START Material to process

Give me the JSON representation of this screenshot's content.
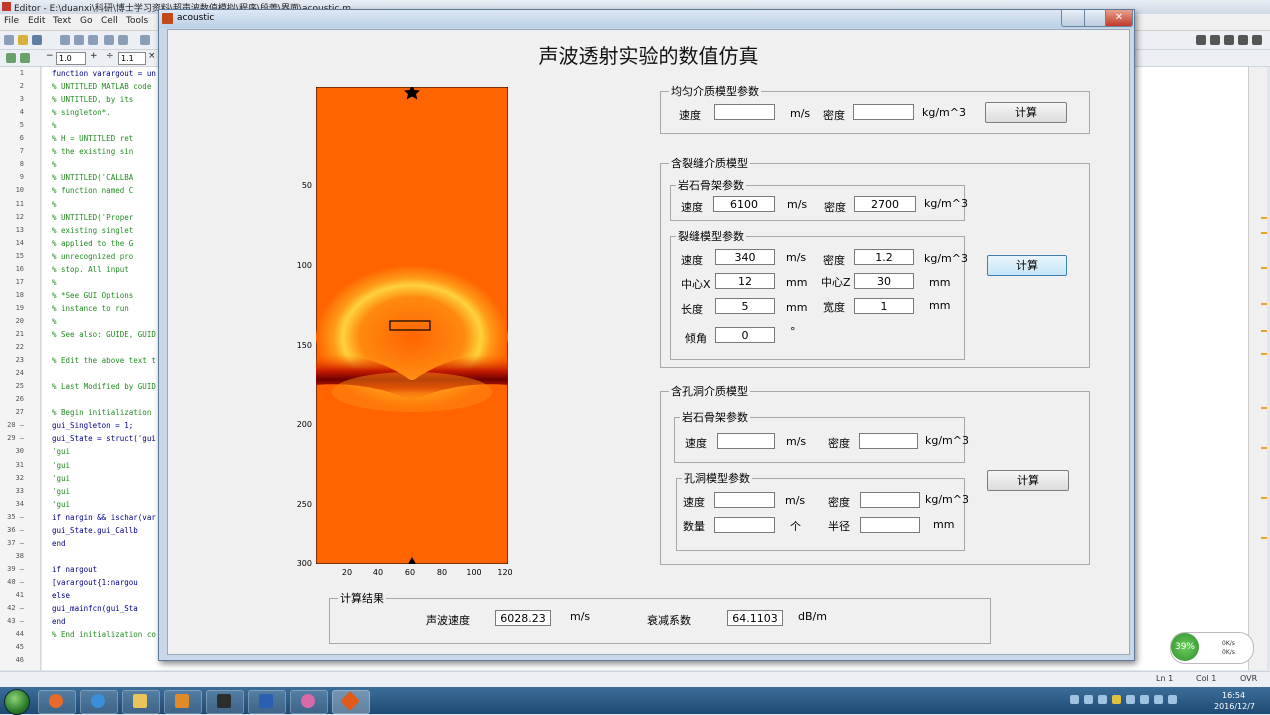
{
  "editor": {
    "title": "Editor - E:\\duanxi\\科研\\博士学习资料\\超声波数值模拟\\程序\\段蕾\\界面\\acoustic.m",
    "menu": [
      "File",
      "Edit",
      "Text",
      "Go",
      "Cell",
      "Tools"
    ],
    "toolbar": {
      "minus": "−",
      "field1": "1.0",
      "plus": "+",
      "div": "÷",
      "field2": "1.1",
      "mult": "×"
    },
    "lines": [
      {
        "n": "1",
        "t": "function varargout = un",
        "kw": true
      },
      {
        "n": "2",
        "t": "% UNTITLED MATLAB code"
      },
      {
        "n": "3",
        "t": "%      UNTITLED, by its"
      },
      {
        "n": "4",
        "t": "%      singleton*."
      },
      {
        "n": "5",
        "t": "%"
      },
      {
        "n": "6",
        "t": "%      H = UNTITLED ret"
      },
      {
        "n": "7",
        "t": "%      the existing sin"
      },
      {
        "n": "8",
        "t": "%"
      },
      {
        "n": "9",
        "t": "%      UNTITLED('CALLBA"
      },
      {
        "n": "10",
        "t": "%      function named C"
      },
      {
        "n": "11",
        "t": "%"
      },
      {
        "n": "12",
        "t": "%      UNTITLED('Proper"
      },
      {
        "n": "13",
        "t": "%      existing singlet"
      },
      {
        "n": "14",
        "t": "%      applied to the G"
      },
      {
        "n": "15",
        "t": "%      unrecognized pro"
      },
      {
        "n": "16",
        "t": "%      stop.  All input"
      },
      {
        "n": "17",
        "t": "%"
      },
      {
        "n": "18",
        "t": "%      *See GUI Options"
      },
      {
        "n": "19",
        "t": "%      instance to run"
      },
      {
        "n": "20",
        "t": "%"
      },
      {
        "n": "21",
        "t": "% See also: GUIDE, GUID"
      },
      {
        "n": "22",
        "t": ""
      },
      {
        "n": "23",
        "t": "% Edit the above text t"
      },
      {
        "n": "24",
        "t": ""
      },
      {
        "n": "25",
        "t": "% Last Modified by GUID"
      },
      {
        "n": "26",
        "t": ""
      },
      {
        "n": "27",
        "t": "% Begin initialization"
      },
      {
        "n": "28 –",
        "t": "gui_Singleton = 1;",
        "kw": true
      },
      {
        "n": "29 –",
        "t": "gui_State = struct('gui",
        "kw": true
      },
      {
        "n": "30",
        "t": "                   'gui"
      },
      {
        "n": "31",
        "t": "                   'gui"
      },
      {
        "n": "32",
        "t": "                   'gui"
      },
      {
        "n": "33",
        "t": "                   'gui"
      },
      {
        "n": "34",
        "t": "                   'gui"
      },
      {
        "n": "35 –",
        "t": "if nargin && ischar(var",
        "kw": true
      },
      {
        "n": "36 –",
        "t": "    gui_State.gui_Callb",
        "kw": true
      },
      {
        "n": "37 –",
        "t": "end",
        "kw": true
      },
      {
        "n": "38",
        "t": ""
      },
      {
        "n": "39 –",
        "t": "if nargout",
        "kw": true
      },
      {
        "n": "40 –",
        "t": "    [varargout{1:nargou",
        "kw": true
      },
      {
        "n": "41",
        "t": "else",
        "kw": true
      },
      {
        "n": "42 –",
        "t": "    gui_mainfcn(gui_Sta",
        "kw": true
      },
      {
        "n": "43 –",
        "t": "end",
        "kw": true
      },
      {
        "n": "44",
        "t": "% End initialization co"
      },
      {
        "n": "45",
        "t": ""
      },
      {
        "n": "46",
        "t": ""
      }
    ],
    "status": {
      "ln": "Ln  1",
      "col": "Col  1",
      "ovr": "OVR"
    }
  },
  "taskbar": {
    "time": "16:54",
    "date": "2016/12/7"
  },
  "network": {
    "percent": "39%",
    "up": "0K/s",
    "down": "0K/s"
  },
  "figure": {
    "window_title": "acoustic",
    "close_glyph": "✕",
    "main_title": "声波透射实验的数值仿真",
    "plot": {
      "yticks": [
        "50",
        "100",
        "150",
        "200",
        "250",
        "300"
      ],
      "xticks": [
        "20",
        "40",
        "60",
        "80",
        "100",
        "120"
      ],
      "x_range": [
        0,
        123
      ],
      "y_range": [
        0,
        300
      ]
    },
    "uniform": {
      "title": "均匀介质模型参数",
      "speed_label": "速度",
      "speed_unit": "m/s",
      "speed_value": "",
      "density_label": "密度",
      "density_unit": "kg/m^3",
      "density_value": "",
      "calc_button": "计算"
    },
    "crack": {
      "title": "含裂缝介质模型",
      "rock_title": "岩石骨架参数",
      "rock_speed_label": "速度",
      "rock_speed_value": "6100",
      "rock_speed_unit": "m/s",
      "rock_density_label": "密度",
      "rock_density_value": "2700",
      "rock_density_unit": "kg/m^3",
      "fracture_title": "裂缝模型参数",
      "f_speed_label": "速度",
      "f_speed_value": "340",
      "f_speed_unit": "m/s",
      "f_density_label": "密度",
      "f_density_value": "1.2",
      "f_density_unit": "kg/m^3",
      "cx_label": "中心X",
      "cx_value": "12",
      "cx_unit": "mm",
      "cz_label": "中心Z",
      "cz_value": "30",
      "cz_unit": "mm",
      "len_label": "长度",
      "len_value": "5",
      "len_unit": "mm",
      "width_label": "宽度",
      "width_value": "1",
      "width_unit": "mm",
      "angle_label": "倾角",
      "angle_value": "0",
      "angle_unit": "°",
      "calc_button": "计算"
    },
    "hole": {
      "title": "含孔洞介质模型",
      "rock_title": "岩石骨架参数",
      "rock_speed_label": "速度",
      "rock_speed_value": "",
      "rock_speed_unit": "m/s",
      "rock_density_label": "密度",
      "rock_density_value": "",
      "rock_density_unit": "kg/m^3",
      "hole_title": "孔洞模型参数",
      "h_speed_label": "速度",
      "h_speed_value": "",
      "h_speed_unit": "m/s",
      "h_density_label": "密度",
      "h_density_value": "",
      "h_density_unit": "kg/m^3",
      "count_label": "数量",
      "count_value": "",
      "count_unit": "个",
      "radius_label": "半径",
      "radius_value": "",
      "radius_unit": "mm",
      "calc_button": "计算"
    },
    "result": {
      "title": "计算结果",
      "velocity_label": "声波速度",
      "velocity_value": "6028.23",
      "velocity_unit": "m/s",
      "attenuation_label": "衰减系数",
      "attenuation_value": "64.1103",
      "attenuation_unit": "dB/m"
    }
  }
}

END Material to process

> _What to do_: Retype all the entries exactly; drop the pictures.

> _Answer for this exercise_:
Give me the JSON representation of this screenshot's content.
{
  "editor": {
    "title": "Editor - E:\\duanxi\\科研\\博士学习资料\\超声波数值模拟\\程序\\段蕾\\界面\\acoustic.m",
    "menu": [
      "File",
      "Edit",
      "Text",
      "Go",
      "Cell",
      "Tools"
    ],
    "toolbar": {
      "minus": "−",
      "field1": "1.0",
      "plus": "+",
      "div": "÷",
      "field2": "1.1",
      "mult": "×"
    },
    "lines": [
      {
        "n": "1",
        "t": "function varargout = un",
        "kw": true
      },
      {
        "n": "2",
        "t": "% UNTITLED MATLAB code"
      },
      {
        "n": "3",
        "t": "%      UNTITLED, by its"
      },
      {
        "n": "4",
        "t": "%      singleton*."
      },
      {
        "n": "5",
        "t": "%"
      },
      {
        "n": "6",
        "t": "%      H = UNTITLED ret"
      },
      {
        "n": "7",
        "t": "%      the existing sin"
      },
      {
        "n": "8",
        "t": "%"
      },
      {
        "n": "9",
        "t": "%      UNTITLED('CALLBA"
      },
      {
        "n": "10",
        "t": "%      function named C"
      },
      {
        "n": "11",
        "t": "%"
      },
      {
        "n": "12",
        "t": "%      UNTITLED('Proper"
      },
      {
        "n": "13",
        "t": "%      existing singlet"
      },
      {
        "n": "14",
        "t": "%      applied to the G"
      },
      {
        "n": "15",
        "t": "%      unrecognized pro"
      },
      {
        "n": "16",
        "t": "%      stop.  All input"
      },
      {
        "n": "17",
        "t": "%"
      },
      {
        "n": "18",
        "t": "%      *See GUI Options"
      },
      {
        "n": "19",
        "t": "%      instance to run"
      },
      {
        "n": "20",
        "t": "%"
      },
      {
        "n": "21",
        "t": "% See also: GUIDE, GUID"
      },
      {
        "n": "22",
        "t": ""
      },
      {
        "n": "23",
        "t": "% Edit the above text t"
      },
      {
        "n": "24",
        "t": ""
      },
      {
        "n": "25",
        "t": "% Last Modified by GUID"
      },
      {
        "n": "26",
        "t": ""
      },
      {
        "n": "27",
        "t": "% Begin initialization"
      },
      {
        "n": "28 –",
        "t": "gui_Singleton = 1;",
        "kw": true
      },
      {
        "n": "29 –",
        "t": "gui_State = struct('gui",
        "kw": true
      },
      {
        "n": "30",
        "t": "                   'gui"
      },
      {
        "n": "31",
        "t": "                   'gui"
      },
      {
        "n": "32",
        "t": "                   'gui"
      },
      {
        "n": "33",
        "t": "                   'gui"
      },
      {
        "n": "34",
        "t": "                   'gui"
      },
      {
        "n": "35 –",
        "t": "if nargin && ischar(var",
        "kw": true
      },
      {
        "n": "36 –",
        "t": "    gui_State.gui_Callb",
        "kw": true
      },
      {
        "n": "37 –",
        "t": "end",
        "kw": true
      },
      {
        "n": "38",
        "t": ""
      },
      {
        "n": "39 –",
        "t": "if nargout",
        "kw": true
      },
      {
        "n": "40 –",
        "t": "    [varargout{1:nargou",
        "kw": true
      },
      {
        "n": "41",
        "t": "else",
        "kw": true
      },
      {
        "n": "42 –",
        "t": "    gui_mainfcn(gui_Sta",
        "kw": true
      },
      {
        "n": "43 –",
        "t": "end",
        "kw": true
      },
      {
        "n": "44",
        "t": "% End initialization co"
      },
      {
        "n": "45",
        "t": ""
      },
      {
        "n": "46",
        "t": ""
      }
    ],
    "status": {
      "ln": "Ln  1",
      "col": "Col  1",
      "ovr": "OVR"
    }
  },
  "taskbar": {
    "time": "16:54",
    "date": "2016/12/7"
  },
  "network": {
    "percent": "39%",
    "up": "0K/s",
    "down": "0K/s"
  },
  "figure": {
    "window_title": "acoustic",
    "close_glyph": "✕",
    "main_title": "声波透射实验的数值仿真",
    "plot": {
      "yticks": [
        "50",
        "100",
        "150",
        "200",
        "250",
        "300"
      ],
      "xticks": [
        "20",
        "40",
        "60",
        "80",
        "100",
        "120"
      ],
      "x_range": [
        0,
        123
      ],
      "y_range": [
        0,
        300
      ]
    },
    "uniform": {
      "title": "均匀介质模型参数",
      "speed_label": "速度",
      "speed_unit": "m/s",
      "speed_value": "",
      "density_label": "密度",
      "density_unit": "kg/m^3",
      "density_value": "",
      "calc_button": "计算"
    },
    "crack": {
      "title": "含裂缝介质模型",
      "rock_title": "岩石骨架参数",
      "rock_speed_label": "速度",
      "rock_speed_value": "6100",
      "rock_speed_unit": "m/s",
      "rock_density_label": "密度",
      "rock_density_value": "2700",
      "rock_density_unit": "kg/m^3",
      "fracture_title": "裂缝模型参数",
      "f_speed_label": "速度",
      "f_speed_value": "340",
      "f_speed_unit": "m/s",
      "f_density_label": "密度",
      "f_density_value": "1.2",
      "f_density_unit": "kg/m^3",
      "cx_label": "中心X",
      "cx_value": "12",
      "cx_unit": "mm",
      "cz_label": "中心Z",
      "cz_value": "30",
      "cz_unit": "mm",
      "len_label": "长度",
      "len_value": "5",
      "len_unit": "mm",
      "width_label": "宽度",
      "width_value": "1",
      "width_unit": "mm",
      "angle_label": "倾角",
      "angle_value": "0",
      "angle_unit": "°",
      "calc_button": "计算"
    },
    "hole": {
      "title": "含孔洞介质模型",
      "rock_title": "岩石骨架参数",
      "rock_speed_label": "速度",
      "rock_speed_value": "",
      "rock_speed_unit": "m/s",
      "rock_density_label": "密度",
      "rock_density_value": "",
      "rock_density_unit": "kg/m^3",
      "hole_title": "孔洞模型参数",
      "h_speed_label": "速度",
      "h_speed_value": "",
      "h_speed_unit": "m/s",
      "h_density_label": "密度",
      "h_density_value": "",
      "h_density_unit": "kg/m^3",
      "count_label": "数量",
      "count_value": "",
      "count_unit": "个",
      "radius_label": "半径",
      "radius_value": "",
      "radius_unit": "mm",
      "calc_button": "计算"
    },
    "result": {
      "title": "计算结果",
      "velocity_label": "声波速度",
      "velocity_value": "6028.23",
      "velocity_unit": "m/s",
      "attenuation_label": "衰减系数",
      "attenuation_value": "64.1103",
      "attenuation_unit": "dB/m"
    }
  }
}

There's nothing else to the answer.